It was Ratti who pushed race officials to record the names and finishing times for all runners, not just the first 100 finishers, according to the BAA. In the 1970s — after the race officially allowed women to compete — Ratti advocated for better support for female athletes and developed a checkpoint system to track their times along the course.
When the race started awarding prize money in 1986, Ratti fought to make sure women were given the same amounts as men, the BAA said.
“The real force of her nature was the employment of high standards and commitment to excellence,” Tom Grilk, BAA president and CEO, said in a statement. “With Gloria, it was this very strong personal commitment to excellence, to getting things done the best they can be and the way that they ought to be done.”
Outside the marathon, Ratti spent more than four decades in a career with the CIA, traveling the world and rising to the position of chief clerk, the BAA said. After retiring from the CIA in 1993, she joined the marathon full-time and later became the BAA's historian, archivist, vice president and secretary of its board of governors.
On race days, she was an energetic force who could be found making sure things went smoothly from start to finish.

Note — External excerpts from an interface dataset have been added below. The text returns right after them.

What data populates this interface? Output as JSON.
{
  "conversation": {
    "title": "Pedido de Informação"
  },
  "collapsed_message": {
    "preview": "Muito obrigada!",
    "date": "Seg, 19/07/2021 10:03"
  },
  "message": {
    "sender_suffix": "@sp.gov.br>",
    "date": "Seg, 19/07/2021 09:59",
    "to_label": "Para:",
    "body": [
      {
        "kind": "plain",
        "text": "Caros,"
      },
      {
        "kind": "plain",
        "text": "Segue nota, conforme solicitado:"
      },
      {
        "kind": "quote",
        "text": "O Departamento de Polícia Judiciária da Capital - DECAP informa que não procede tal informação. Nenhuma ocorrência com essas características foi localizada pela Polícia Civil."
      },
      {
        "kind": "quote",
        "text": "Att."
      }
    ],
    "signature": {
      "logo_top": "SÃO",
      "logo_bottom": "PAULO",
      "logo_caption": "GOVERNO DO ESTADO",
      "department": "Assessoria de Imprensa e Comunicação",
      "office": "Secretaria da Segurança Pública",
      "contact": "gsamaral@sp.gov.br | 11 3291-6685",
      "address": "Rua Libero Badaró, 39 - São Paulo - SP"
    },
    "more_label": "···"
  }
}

She would escort dignitaries around the starting area in Hopkinton and then make sure politicians knew the right way to place the traditional olive wreath on the champions' heads, according to the race organization.
“Gloria may not have been an athlete, but she had terrific stamina especially during race week,” said Joann Flaminio, who was the first female president of the BAA, in a statement. “She was the first to arrive and last to leave at each and every event.”
The BAA says Ratti, who was predeceased by her husband, died surrounded by family.